Microsoft has equipped its products with built-in accessibility tools to support dyslexic or visually impaired users. You can also use these tools to create more inclusive documents.
Most of the features work at the operating system level. Since late-2016, Microsoft has started offering specific tools for its Office suite. But what tools are available? And how do you use them? Keep reading to find out.
1. Accessible Templates
The nature of some of these templates makes it difficult for some users to interact with them — perhaps because the text is too small or the colors are indistinguishable.
Microsoft now offers a new tag in its template library called “Accessible.” All the templates with the tag are designed for users who struggle with the regular offerings. Certain templates specialize in certain features. For example, some are easy to use with a screen reader, some are high-contrast, some use large fonts, and so on.

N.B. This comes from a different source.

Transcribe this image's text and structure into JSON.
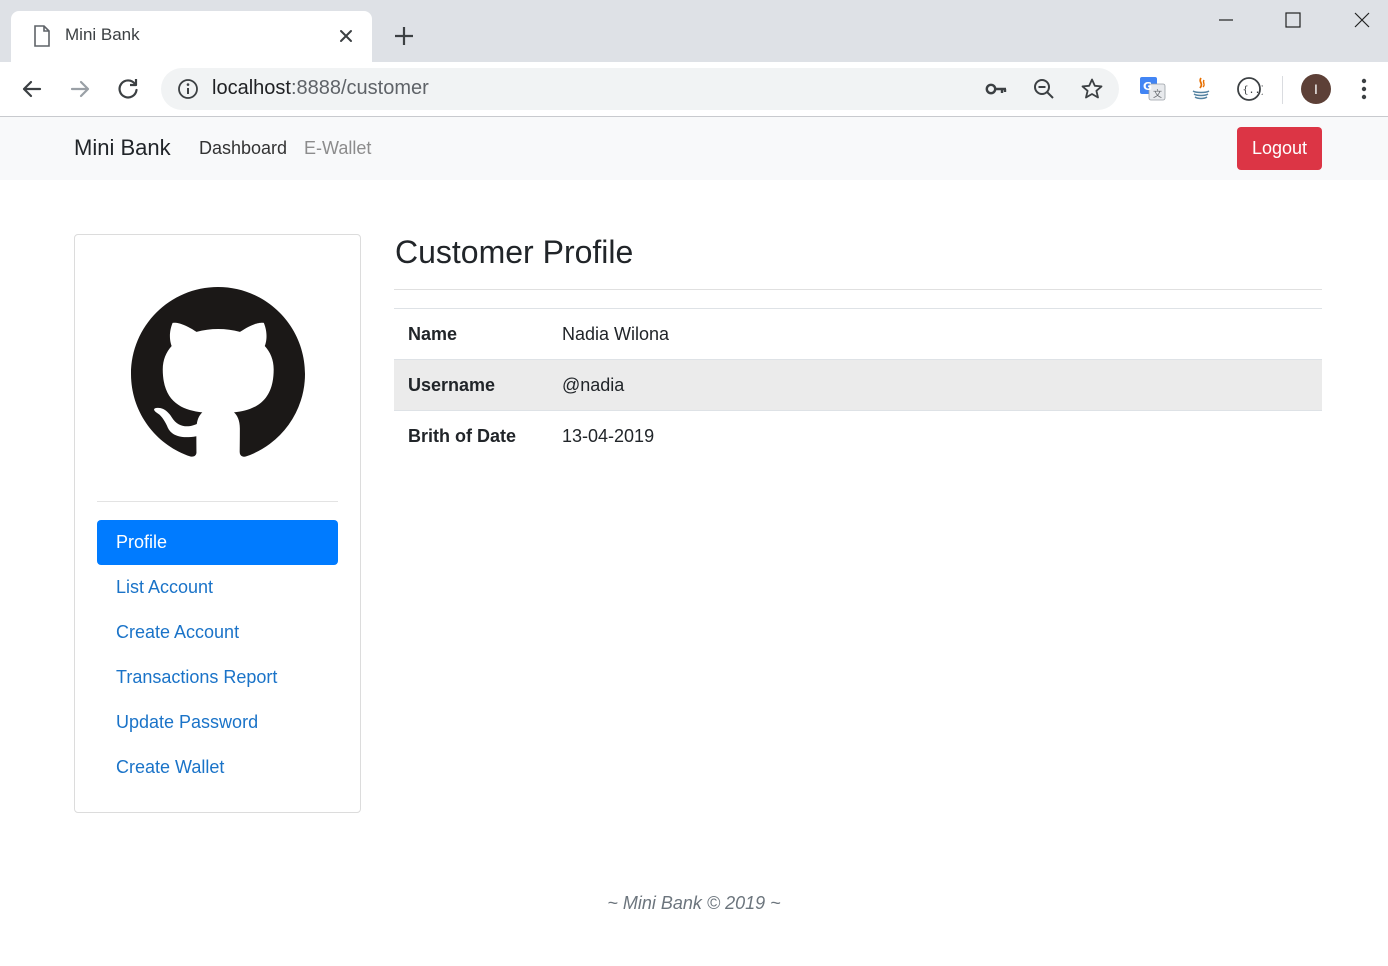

To find templates tagged with “Accessible,” head to File > New in any of the Office apps. Enter Accessible in the search box at the top on the screen and press Enter to view all the results. To refine your search further, use the category listings in the right-hand pane. You can select multiple categories.
Click on your desired template to see a description. Select Create to load it into the main app for editing.
2. Dyslexia Assistance
Users who have severe dyslexia find it harder to read text on a screen than on a piece of paper. Research suggests the bright white background of an Office document exacerbates the problem further.
Of course, you’ve always been able to change the Office theme for a darker color by heading to File > Account > Office Theme and choosing either Black or Dark Grey, but it doesn’t alter the color of the virtual paper you’re typing on.
Microsoft has recognized the issue and introduced new tools to its Read Mode. To turn Read Mode, go to View > Read Mode. The app will remove all the other clutter from your screen and only display the text.
Once Read Mode is enabled, click on the View menu for further options. You can change the page’s background color (white, sepia, or black), split words by syllables, increase the spacing between words, and get your computer to read the text out loud, highlighting words on the screen as it progresses.
Check out the video below for more information:
3. Integration With External Accessibility Tools
Microsoft has been working hard to improve how both its own accessibility tools and third-party accessibility tools, such as screen readers, work within the Office suite of apps.
Specifically, six apps have received a makeover. They are:
- Skype — Screen readers can announce conversation invites, incoming messages, and other on-screen notifications.
- OneNote — Improved navigation across your notebooks, sections, and pages. At the moment, it’s still an experimental feature. To enable it, go to More > Settings > Options > OneNote Preview > Enable Experimental Features.
- Office Online — You can now use access keys and other keyboard shortcuts to navigate the web app.
- Visio — Screen readers can recognize shapes and diagrams, while authors can add alternative text to shapes, illustrations, pages, masters, hyperlinks, and data graphics.
- Project — Gantt charts, sheet views, timelines, team planners, usage views, and form views have become compatible with screen readers.
- Office Lens on iOS — You can use VoiceOver to capture images and screenshots.
4. Accessibility Checker
The three enhancements I’ve discussed so far primarily focus on users who need accessibility tools to interact with their machines effectively.
But what about if you’re producing content for people with disabilities? How do you know whether the recipients will be able to interact with the documents you’re sending to them?
Thanks to a new tool, it’s easy.
You can find the new Accessibility Checker by heading to Review > Check Accessibility. It will automatically scan your document for any issues. If it finds any problems, it will tell you what the issue is, why it’s important, and how you can fix it. Clicking on each item will highlight it in the body of your text.
In the example above, you can see the tool thinks the hyperlink is unclear. The tool also provides links to training about how to create accessible documents in all the Office apps.
5. New MailTips in Outlook
Microsoft has offered MailTips in Outlook 2010, 2013, and 2016. They are designed to eliminate inadvertent email errors, such as failing to add an attachment, hitting “Reply All” to lots of people, and sending sensitive information to unknown users.
A new MailTip is now available. It lets you alert fellow users that they are about to send an email to a person who needs their documents to be accessible. Soon, you’ll even be able to specify which types of content you’d like to receive. The MailTip will also remind senders to run the Accessibility Checker on any documents before hitting send.
At the time of writing, accessibility MailTips are only available on the Outlook web app. To configure them, go to Settings > Options > General > Accessibility Settings and mark the checkbox next to Ask Users to Send Content That’s Accessible.
Microsoft has confirmed the feature will be available on desktop versions of Outlook in the coming months. As soon as it is, you’ll find it in File > Options > Mail > MailTips > MailTip Options.
Has Microsoft Gone Far Enough?
The five tools I discussed are a step in the right direction, but are they enough?
I’d love to hear from people who use them in their day-to-day workflow. What did Microsoft get right? What did they get wrong? Are there any missing features that would make a significant difference to your productivity?
You can leave your opinions and feedback in the comments section below.
Image Credit: Ollyy via Shutterstock.com